Foraging for wild ingredients gained both new adherents and resonance during the pandemic as supply chain issues and purchasing limits impacted the typical availability of certain supermarket items.
Simultaneously, the craft and home brewing industries faced shifts as growers attempted to balance changing demand for hops amid bar and brewpub closures, as well as a steady increase in the number of American homebrewers. As the Milwaukee Business Journal reported in June 2020, the city's Spike Brewing, a home brewing equipment company, actually saw a marked increase in sales in the early months of the pandemic.
For many craft breweries and homebrewers across the country, the supply chain disruptions combined with the increased interest in foraging — on the part of both creators and customers — are leading to a swell of new beers made with wild ingredients and a rise in what can be described as "ground to growler" brewing.
As a homebrewer, Regenold says he didn't feel the impact of the pandemic in the same way that commercial brewers likely did as they navigated things like shortages of aluminum cans and glass bottles. What he did notice, though, was the increased amount of time he had to simply be outside.
"I had time to go out and look for different ingredients," he says. "It definitely opened my eyes, and now I've got that freezer full of stuff."
Amelia Pillow, the owner of Louisville's newly-opened Shippingport Brewing Company and Sally Forth Taproom, feels similarly.
"I quit my old brewery job after being in the industry for almost 13 years in December 2019," she says. "I hadn't brewed any beer for 18 months, but I did have a job as a groundskeeper for a historic home. And that definitely made me much more aware of what's around and what you can find cropping up during different seasons because I was outside the whole time."
Pillow's time outdoors — in combination with inspiration from storied back-to-the-land breweries like Scratch Brewing Company in Ava, Ill. — solidified the concept that foraged, seasonal ingredients will be a throughline in Shippingport's offerings, including a recent collaboration with another local brewery, Monnik Beer Company.
"It's basically a saison, where we decided to use lemon verbena and creeping Charlie, which goes by a lot of names, but it's native to the area," she says. "Oh, and strawberries."
"There's a lot of flavors that you can find that give an impression of a place," she adds. "And I really like the idea that when you are going foraging, you can find those ingredients to make beers that feel more typical to that place. I really want to be doing more of that."
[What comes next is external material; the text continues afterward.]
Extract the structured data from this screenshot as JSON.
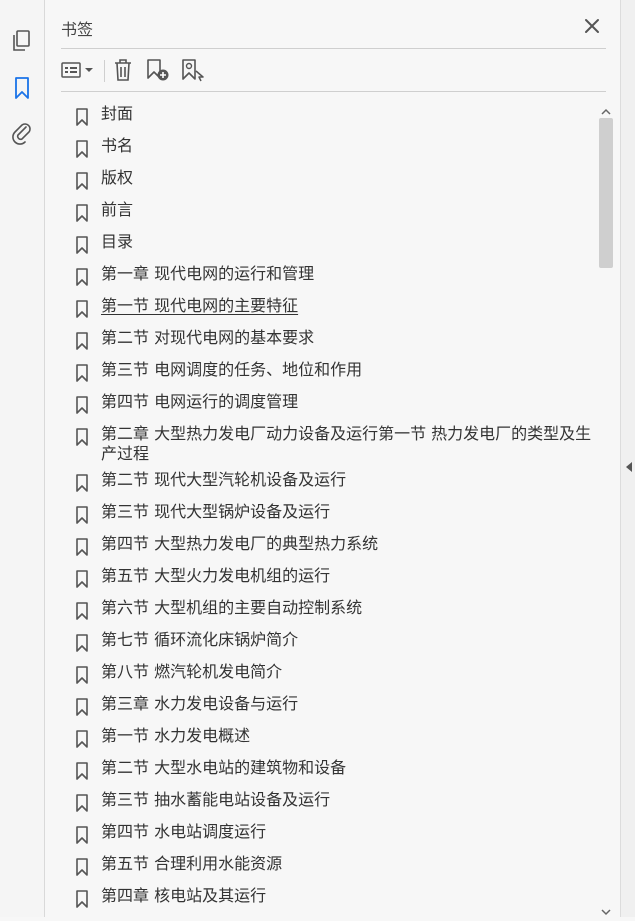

Scott Hand, the lead brewer at Monnik with whom Pillow made that strawberry saison, is in the middle of a different kind of collaboration. Just a few days before we met at the brewery, he published a Facebook post:
Attention Monnik community! We need your help! Do you have a mulberry tree in your yard? We need your help in amassing a large amount of mulberries for our kettle sour!
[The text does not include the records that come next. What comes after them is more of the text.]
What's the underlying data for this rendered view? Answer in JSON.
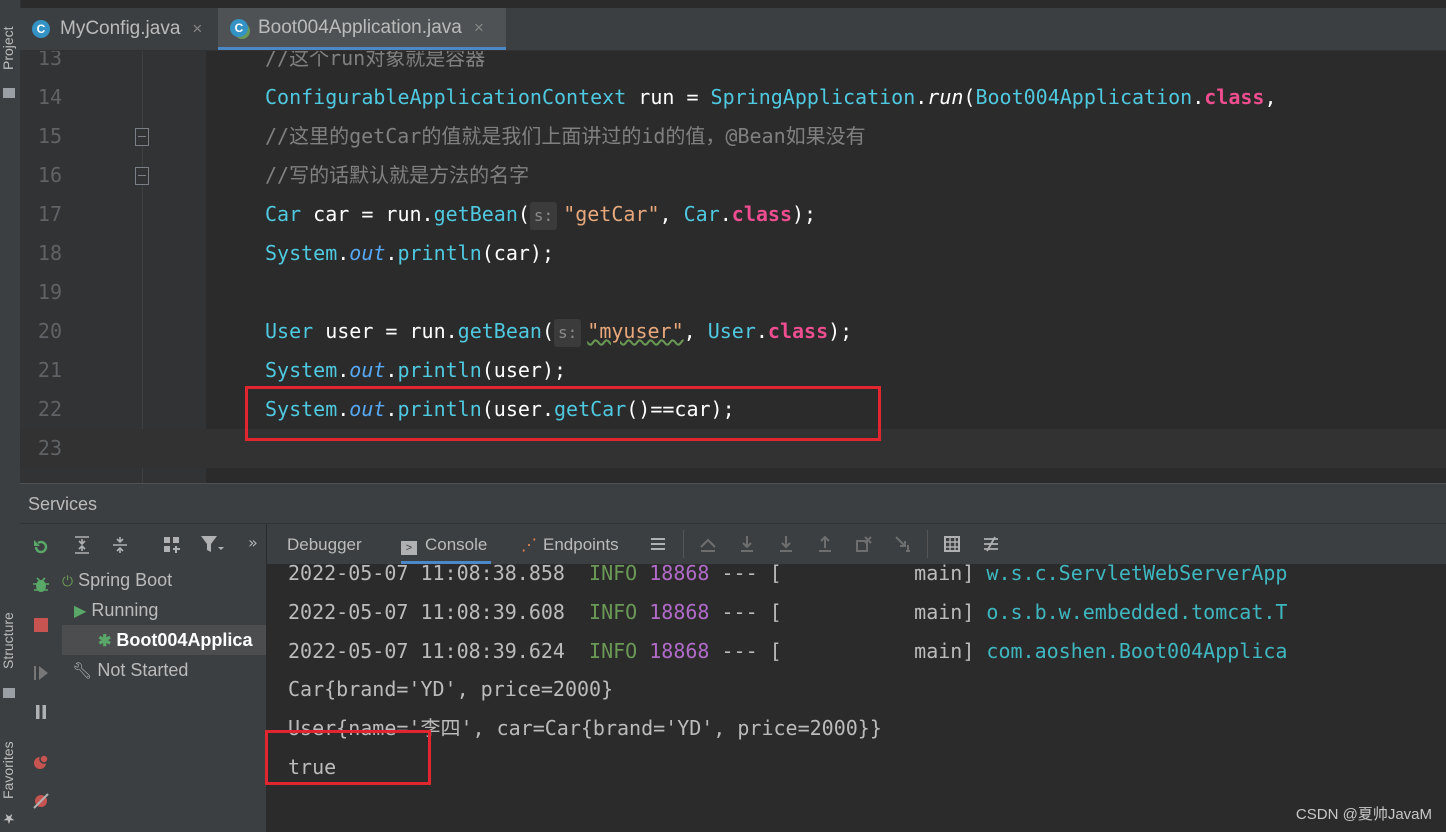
{
  "side_strip": {
    "project_label": "Project",
    "structure_label": "Structure",
    "favorites_label": "Favorites"
  },
  "tabs": [
    {
      "label": "MyConfig.java",
      "icon": "class-icon",
      "active": false
    },
    {
      "label": "Boot004Application.java",
      "icon": "spring-boot-class-icon",
      "active": true
    }
  ],
  "editor": {
    "lines": [
      {
        "num": "13",
        "code": [
          {
            "t": "//这个run对象就是容器",
            "c": "cm"
          }
        ]
      },
      {
        "num": "14",
        "code": [
          {
            "t": "ConfigurableApplicationContext",
            "c": "ty"
          },
          {
            "t": " run = ",
            "c": "pl"
          },
          {
            "t": "SpringApplication",
            "c": "ty"
          },
          {
            "t": ".",
            "c": "pl"
          },
          {
            "t": "run",
            "c": "pl-i"
          },
          {
            "t": "(",
            "c": "pl"
          },
          {
            "t": "Boot004Application",
            "c": "ty"
          },
          {
            "t": ".",
            "c": "pl"
          },
          {
            "t": "class",
            "c": "kw"
          },
          {
            "t": ",",
            "c": "pl"
          }
        ]
      },
      {
        "num": "15",
        "code": [
          {
            "t": "//这里的getCar的值就是我们上面讲过的id的值，@Bean如果没有",
            "c": "cm"
          }
        ]
      },
      {
        "num": "16",
        "code": [
          {
            "t": "//写的话默认就是方法的名字",
            "c": "cm"
          }
        ]
      },
      {
        "num": "17",
        "code": [
          {
            "t": "Car",
            "c": "ty"
          },
          {
            "t": " car = run.",
            "c": "pl"
          },
          {
            "t": "getBean",
            "c": "mt"
          },
          {
            "t": "(",
            "c": "pl"
          },
          {
            "t": "s:",
            "c": "hint"
          },
          {
            "t": "\"getCar\"",
            "c": "st"
          },
          {
            "t": ", ",
            "c": "pl"
          },
          {
            "t": "Car",
            "c": "ty"
          },
          {
            "t": ".",
            "c": "pl"
          },
          {
            "t": "class",
            "c": "kw"
          },
          {
            "t": ");",
            "c": "pl"
          }
        ]
      },
      {
        "num": "18",
        "code": [
          {
            "t": "System",
            "c": "ty"
          },
          {
            "t": ".",
            "c": "pl"
          },
          {
            "t": "out",
            "c": "fld"
          },
          {
            "t": ".",
            "c": "pl"
          },
          {
            "t": "println",
            "c": "mt"
          },
          {
            "t": "(car);",
            "c": "pl"
          }
        ]
      },
      {
        "num": "19",
        "code": []
      },
      {
        "num": "20",
        "code": [
          {
            "t": "User",
            "c": "ty"
          },
          {
            "t": " user = run.",
            "c": "pl"
          },
          {
            "t": "getBean",
            "c": "mt"
          },
          {
            "t": "(",
            "c": "pl"
          },
          {
            "t": "s:",
            "c": "hint"
          },
          {
            "t": "\"myuser\"",
            "c": "st-w"
          },
          {
            "t": ", ",
            "c": "pl"
          },
          {
            "t": "User",
            "c": "ty"
          },
          {
            "t": ".",
            "c": "pl"
          },
          {
            "t": "class",
            "c": "kw"
          },
          {
            "t": ");",
            "c": "pl"
          }
        ]
      },
      {
        "num": "21",
        "code": [
          {
            "t": "System",
            "c": "ty"
          },
          {
            "t": ".",
            "c": "pl"
          },
          {
            "t": "out",
            "c": "fld"
          },
          {
            "t": ".",
            "c": "pl"
          },
          {
            "t": "println",
            "c": "mt"
          },
          {
            "t": "(user);",
            "c": "pl"
          }
        ]
      },
      {
        "num": "22",
        "code": [
          {
            "t": "System",
            "c": "ty"
          },
          {
            "t": ".",
            "c": "pl"
          },
          {
            "t": "out",
            "c": "fld"
          },
          {
            "t": ".",
            "c": "pl"
          },
          {
            "t": "println",
            "c": "mt"
          },
          {
            "t": "(user.",
            "c": "pl"
          },
          {
            "t": "getCar",
            "c": "mt"
          },
          {
            "t": "()==car);",
            "c": "pl"
          }
        ]
      },
      {
        "num": "23",
        "code": []
      }
    ]
  },
  "services": {
    "title": "Services",
    "tree": [
      {
        "label": "Spring Boot",
        "icon": "spring-boot-icon",
        "depth": 0
      },
      {
        "label": "Running",
        "icon": "run-arrow-icon",
        "depth": 1
      },
      {
        "label": "Boot004Applica",
        "icon": "bug-run-icon",
        "depth": 2,
        "selected": true
      },
      {
        "label": "Not Started",
        "icon": "wrench-icon",
        "depth": 1
      }
    ],
    "toolbar_more": "»",
    "console_tabs": [
      {
        "label": "Debugger",
        "icon": ""
      },
      {
        "label": "Console",
        "icon": "console-icon",
        "active": true
      },
      {
        "label": "Endpoints",
        "icon": "endpoints-icon"
      }
    ],
    "console_lines": [
      {
        "ts": "2022-05-07 11:08:38.858",
        "level": "INFO",
        "pid": "18868",
        "mid": " --- [",
        "thread": "           main]",
        "logger": "w.s.c.ServletWebServerApp"
      },
      {
        "ts": "2022-05-07 11:08:39.608",
        "level": "INFO",
        "pid": "18868",
        "mid": " --- [",
        "thread": "           main]",
        "logger": "o.s.b.w.embedded.tomcat.T"
      },
      {
        "ts": "2022-05-07 11:08:39.624",
        "level": "INFO",
        "pid": "18868",
        "mid": " --- [",
        "thread": "           main]",
        "logger": "com.aoshen.Boot004Applica"
      }
    ],
    "output_lines": [
      "Car{brand='YD', price=2000}",
      "User{name='李四', car=Car{brand='YD', price=2000}}",
      "true"
    ]
  },
  "watermark": "CSDN @夏帅JavaM",
  "colors": {
    "highlight_box": "#e1262f",
    "accent": "#4a88c7"
  }
}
By the time we sit down, Hand says some customers had stopped by with buckets and plastic containers they'd foraged from nearby parks and even their own yards.
"We just put out a call to see if people would show up," Hand says. "And people have. We got a few bags sitting in the freezer now. It's not quite enough yet, but it's really cool. It's appreciated that someone would take time out of their day to do that."
Hand's plan is to use the mulberries to make a beer that's slightly tart with a hint of sweetness, though the end result isn't certain.
"With foraging, it's all experimental," Hand says. "I'd say the biggest challenge is that you have to just adjust your mindset to be open to whatever happens or that it might be a disaster. Brewing is highly technical, right? Brewers get very anal about things. And if you just go into your yard and pick a bunch of stuff, you don't have the lab analysis that typically comes with our ingredients, our malt and our hops."
But the experimentation is worth it, especially since the call for foraged ingredients is spurring community involvement, as is similarly the case at People's Pint Brewing Company in Toronto. The brewery has a special emphasis on highlighting the work of small-batch local brewers — its motto is "Beer by the People for the People" — including Mark Solomon, who is a member of the Indigenous Brew Crew.
"The Indigenous Brew Crew is a group of homebrewers that brews just north of Toronto," Doug Appledoorn, the owner of People's Pint, says. "They're all indigenous, and their whole thing is that they want to use foraged ingredients."
People's Pint had wanted to collaborate with Solomon for a while and even discussed several options, including a spruce tip beer. They finally landed on wild sumac, a vibrant, tart red berry with a light bitterness that's almost akin to the pith of a lemon.
"So, sumac just grows wild on the side of the road here," Appledoorn says. "We went out and harvested as much as we possibly could."
They froze all 13 pounds until they were finally ready to brew on June 16.
"We weren't sure exactly what we were going to do in terms of what kind of a beer to put it in," Appledorn says. "What we finally settled on was a farmhouse-style so that if there were any kind of funky characteristics to the sumac, the style would lend itself well to that."
What they mostly desired from the sumac was its color. The Indigenous Brew Crew really wanted to put out a red beer in honor of the missing and murdered indigenous women of Canada.
"One of the things they do is put red dresses in the wilderness to signify these women," Abbledorn says. "Drawing along those lines, they wanted to do a red beer."
The end result, he says, is currently looking a bit more "pink lemonade" than they had hoped, but the intention was there.
"It's still fermenting. We're not releasing it for another week or two," Abbledorn says. "So we're very excited about it, and a portion of the proceeds is going to be donated to an indigenous charity. The whole process has made us really excited to look into our backyards — and beyond — for ingredients as interesting as our collaborations."